I never knew I loved sticks.
I thought of them straight and cutting, like schoolmasters.
But sticks can be mottled and gnarled,
even more beautiful than old people –
irregular, and useful in a way of sturdiness.
They make a shape out of longing, and sometimes
I have to wonder if they miss their trees.
I never knew I loved breathing,
except for Anne’s ‘three conscious breaths’, of course.
I’ve come to realise, though, you’ve got to love the other ones too.
The way they pass quietly down the corridors of your life –
just doing their jobs, without any rewards.
They make a living out of thin air; and maybe they get miffed
having to carry on so underappreciated.
I never knew I loved drops
In my recollection, they always gathered in stains.
But drops can be valiant, pot-bellied revolutionaries –
the way they hold out against the forces of gravity.
Every laugh is a drop, resisting before it falls.
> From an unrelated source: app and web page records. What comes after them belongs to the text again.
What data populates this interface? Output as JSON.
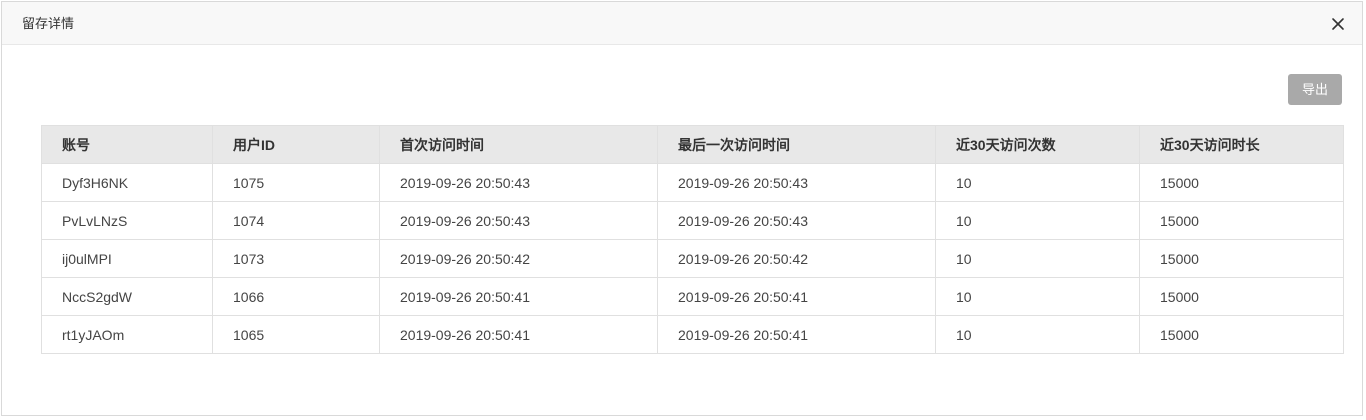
{
  "dialog": {
    "title": "留存详情",
    "close_icon": "close-icon",
    "export_label": "导出"
  },
  "table": {
    "columns": [
      "账号",
      "用户ID",
      "首次访问时间",
      "最后一次访问时间",
      "近30天访问次数",
      "近30天访问时长"
    ],
    "rows": [
      [
        "Dyf3H6NK",
        "1075",
        "2019-09-26 20:50:43",
        "2019-09-26 20:50:43",
        "10",
        "15000"
      ],
      [
        "PvLvLNzS",
        "1074",
        "2019-09-26 20:50:43",
        "2019-09-26 20:50:43",
        "10",
        "15000"
      ],
      [
        "ij0ulMPI",
        "1073",
        "2019-09-26 20:50:42",
        "2019-09-26 20:50:42",
        "10",
        "15000"
      ],
      [
        "NccS2gdW",
        "1066",
        "2019-09-26 20:50:41",
        "2019-09-26 20:50:41",
        "10",
        "15000"
      ],
      [
        "rt1yJAOm",
        "1065",
        "2019-09-26 20:50:41",
        "2019-09-26 20:50:41",
        "10",
        "15000"
      ]
    ]
  }
}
They make tiny surprises out of plunging, so I’ve decided to collect them.
I don’t want to end up with a sad and empty bucket.